I followed him inside and we found a staff member chatting with two guys: a younger man with his hands resting lightly on the handles of the older man’s wheelchair. We patiently waited our turn to talk with the staff member but overheard the two men were asking pretty much the same questions that we had too. Drawing near the little group, we eventually became part of the conversation ourselves. The staff member we met, Jodi, turned out to be on the AASLH local arrangements committee and she was really excited that we had come to the museum. After chatting for about twenty minutes I also introduced myself to the historically curious civilians. The older gentleman’s name is George and he recently moved to Kentucky to live in a retirement home near his son. The younger guy is Justin and he was visiting his family, and taking his granddad/uncle (never sure exactly the relation) out for the afternoon. We all shook hands, said our goodbyes, and went our separate ways.
So yes, I was quite surprised to see Mr. Justin-of-Museum walking into the security line at the Louisville airport 46 hours later. What are the chances of someone that you randomly meet in an unfamiliar city showing back up in your life two days later? What are the chances that a fellow tourist that you meet at a museum has a flight back home on the exact same day as you, at nearly the exact same time? And, even better, what are the chances that this stranger you talked to for about 20 minutes will remember you too and the details of that conversation? Crazy!
Justin and I went through security together and on the walk through the terminal I found out that he works in pathology in New York City. He also likes museums, and in fact visited another museum right before coming to the airport. We parted ways with a handshake and a curious feeling that our second meeting was somehow meant to be.
Despite the fact that I recently re-met photographer Larry Marr after a full year, I never really thought about how the people that I’m meeting on this project are processing the experience on their end.
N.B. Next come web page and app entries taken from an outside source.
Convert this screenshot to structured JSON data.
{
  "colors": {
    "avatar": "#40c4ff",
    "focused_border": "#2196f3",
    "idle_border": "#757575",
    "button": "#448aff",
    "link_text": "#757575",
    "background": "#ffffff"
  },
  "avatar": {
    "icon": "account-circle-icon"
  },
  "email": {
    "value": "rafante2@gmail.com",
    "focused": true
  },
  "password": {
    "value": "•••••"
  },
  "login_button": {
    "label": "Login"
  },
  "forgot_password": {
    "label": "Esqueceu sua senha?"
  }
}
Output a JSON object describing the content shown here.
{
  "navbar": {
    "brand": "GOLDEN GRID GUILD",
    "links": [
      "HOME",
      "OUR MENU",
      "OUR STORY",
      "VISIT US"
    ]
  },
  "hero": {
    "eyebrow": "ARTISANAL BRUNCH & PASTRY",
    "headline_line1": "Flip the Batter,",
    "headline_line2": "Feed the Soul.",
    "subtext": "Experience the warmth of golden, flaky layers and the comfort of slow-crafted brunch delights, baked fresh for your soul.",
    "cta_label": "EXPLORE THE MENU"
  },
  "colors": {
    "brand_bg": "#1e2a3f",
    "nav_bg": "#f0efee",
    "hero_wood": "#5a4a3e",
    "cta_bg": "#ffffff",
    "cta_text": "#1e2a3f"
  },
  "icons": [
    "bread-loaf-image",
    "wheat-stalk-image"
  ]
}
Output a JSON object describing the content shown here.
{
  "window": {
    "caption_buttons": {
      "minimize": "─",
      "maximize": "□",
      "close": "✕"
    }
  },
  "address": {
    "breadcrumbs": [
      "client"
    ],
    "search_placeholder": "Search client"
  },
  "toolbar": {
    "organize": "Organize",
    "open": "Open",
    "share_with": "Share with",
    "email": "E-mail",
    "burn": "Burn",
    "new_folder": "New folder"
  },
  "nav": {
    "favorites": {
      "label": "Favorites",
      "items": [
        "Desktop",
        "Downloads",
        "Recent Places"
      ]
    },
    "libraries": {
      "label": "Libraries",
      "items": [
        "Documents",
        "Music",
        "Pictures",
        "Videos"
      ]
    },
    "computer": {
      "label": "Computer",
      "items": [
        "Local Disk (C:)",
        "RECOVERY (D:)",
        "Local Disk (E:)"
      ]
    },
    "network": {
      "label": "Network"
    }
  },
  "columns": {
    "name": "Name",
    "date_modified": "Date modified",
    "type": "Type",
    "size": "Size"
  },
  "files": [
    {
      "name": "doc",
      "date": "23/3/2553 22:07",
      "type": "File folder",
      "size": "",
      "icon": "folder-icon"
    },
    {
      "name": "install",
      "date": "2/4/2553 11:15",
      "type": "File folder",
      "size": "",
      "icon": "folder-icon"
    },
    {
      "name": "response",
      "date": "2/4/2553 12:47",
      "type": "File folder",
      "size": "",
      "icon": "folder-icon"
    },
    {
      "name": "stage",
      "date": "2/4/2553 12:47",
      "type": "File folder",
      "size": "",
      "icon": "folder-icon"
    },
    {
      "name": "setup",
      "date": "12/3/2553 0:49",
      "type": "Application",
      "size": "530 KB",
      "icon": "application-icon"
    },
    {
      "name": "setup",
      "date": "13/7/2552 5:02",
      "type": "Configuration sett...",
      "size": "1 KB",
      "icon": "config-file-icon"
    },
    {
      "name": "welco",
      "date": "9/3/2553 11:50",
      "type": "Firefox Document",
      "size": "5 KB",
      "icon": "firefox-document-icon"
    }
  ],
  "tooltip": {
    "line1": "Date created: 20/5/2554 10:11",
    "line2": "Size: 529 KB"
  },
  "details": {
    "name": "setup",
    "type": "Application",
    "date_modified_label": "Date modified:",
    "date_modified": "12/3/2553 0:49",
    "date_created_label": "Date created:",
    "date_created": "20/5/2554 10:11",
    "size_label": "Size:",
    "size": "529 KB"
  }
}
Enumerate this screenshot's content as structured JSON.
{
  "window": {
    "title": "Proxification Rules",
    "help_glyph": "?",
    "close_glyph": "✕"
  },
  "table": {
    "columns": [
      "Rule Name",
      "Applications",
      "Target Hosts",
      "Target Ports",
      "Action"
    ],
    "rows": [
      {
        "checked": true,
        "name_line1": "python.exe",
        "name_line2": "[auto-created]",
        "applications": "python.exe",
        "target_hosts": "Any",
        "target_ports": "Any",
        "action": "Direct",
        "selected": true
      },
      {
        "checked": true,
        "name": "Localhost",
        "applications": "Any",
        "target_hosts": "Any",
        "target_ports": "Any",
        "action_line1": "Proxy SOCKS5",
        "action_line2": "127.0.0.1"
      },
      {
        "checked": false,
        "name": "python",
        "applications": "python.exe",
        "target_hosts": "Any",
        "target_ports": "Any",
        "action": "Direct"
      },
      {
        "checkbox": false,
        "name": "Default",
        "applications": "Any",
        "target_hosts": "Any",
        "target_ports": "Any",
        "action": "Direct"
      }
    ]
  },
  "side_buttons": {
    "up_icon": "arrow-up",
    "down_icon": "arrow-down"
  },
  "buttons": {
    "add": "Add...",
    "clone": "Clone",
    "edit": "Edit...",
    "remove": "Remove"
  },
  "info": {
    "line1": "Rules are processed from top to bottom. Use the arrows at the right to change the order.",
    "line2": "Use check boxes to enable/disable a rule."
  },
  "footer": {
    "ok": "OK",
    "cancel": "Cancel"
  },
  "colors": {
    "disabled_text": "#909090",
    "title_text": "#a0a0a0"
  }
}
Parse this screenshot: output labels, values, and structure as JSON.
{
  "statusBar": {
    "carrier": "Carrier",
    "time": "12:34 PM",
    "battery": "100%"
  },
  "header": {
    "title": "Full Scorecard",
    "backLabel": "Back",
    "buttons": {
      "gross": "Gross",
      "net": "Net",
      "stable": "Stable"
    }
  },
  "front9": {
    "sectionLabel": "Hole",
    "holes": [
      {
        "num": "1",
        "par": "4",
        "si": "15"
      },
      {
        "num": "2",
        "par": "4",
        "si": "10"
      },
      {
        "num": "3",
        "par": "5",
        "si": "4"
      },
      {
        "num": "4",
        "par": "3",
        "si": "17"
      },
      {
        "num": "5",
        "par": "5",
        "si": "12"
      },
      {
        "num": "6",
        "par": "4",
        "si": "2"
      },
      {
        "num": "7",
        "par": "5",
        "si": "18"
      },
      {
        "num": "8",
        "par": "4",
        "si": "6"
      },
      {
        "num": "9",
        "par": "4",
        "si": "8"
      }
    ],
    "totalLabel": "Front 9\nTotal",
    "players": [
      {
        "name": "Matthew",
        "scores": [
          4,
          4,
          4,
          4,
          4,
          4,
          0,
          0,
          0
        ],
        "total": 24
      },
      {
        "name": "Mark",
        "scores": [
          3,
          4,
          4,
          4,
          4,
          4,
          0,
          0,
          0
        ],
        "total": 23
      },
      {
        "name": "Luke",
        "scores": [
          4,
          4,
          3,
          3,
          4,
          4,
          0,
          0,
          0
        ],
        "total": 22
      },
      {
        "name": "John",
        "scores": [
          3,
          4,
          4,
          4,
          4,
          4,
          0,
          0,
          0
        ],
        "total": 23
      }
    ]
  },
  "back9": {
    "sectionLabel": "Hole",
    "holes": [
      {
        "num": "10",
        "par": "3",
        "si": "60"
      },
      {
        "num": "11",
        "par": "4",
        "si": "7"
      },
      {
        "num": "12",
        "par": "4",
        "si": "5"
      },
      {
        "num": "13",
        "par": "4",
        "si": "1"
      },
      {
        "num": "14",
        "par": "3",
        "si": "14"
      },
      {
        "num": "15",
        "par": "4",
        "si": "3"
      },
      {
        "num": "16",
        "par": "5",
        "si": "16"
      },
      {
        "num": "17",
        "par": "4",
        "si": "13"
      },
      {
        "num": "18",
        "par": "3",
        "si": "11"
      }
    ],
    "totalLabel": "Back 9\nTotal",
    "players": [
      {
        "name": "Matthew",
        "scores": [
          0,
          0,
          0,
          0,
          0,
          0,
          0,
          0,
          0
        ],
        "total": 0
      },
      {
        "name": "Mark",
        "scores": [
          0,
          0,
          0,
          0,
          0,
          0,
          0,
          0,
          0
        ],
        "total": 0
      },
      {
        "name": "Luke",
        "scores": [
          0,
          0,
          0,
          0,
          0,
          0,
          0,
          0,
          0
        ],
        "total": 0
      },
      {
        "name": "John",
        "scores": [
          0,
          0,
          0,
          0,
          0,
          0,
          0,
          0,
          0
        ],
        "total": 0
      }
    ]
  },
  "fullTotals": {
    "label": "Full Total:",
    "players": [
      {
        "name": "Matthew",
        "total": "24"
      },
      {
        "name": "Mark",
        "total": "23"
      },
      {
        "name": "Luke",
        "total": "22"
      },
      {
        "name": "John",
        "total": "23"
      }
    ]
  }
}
I think that I’ve been operating under the assumption that most of the time, I’m just white noise to these strangers and that they pretty much immediately forget about me. Perhaps I’m more memorable than I thought. And maybe I should be thinking a little bit harder about the nature of God’s sovereignty in my daily life.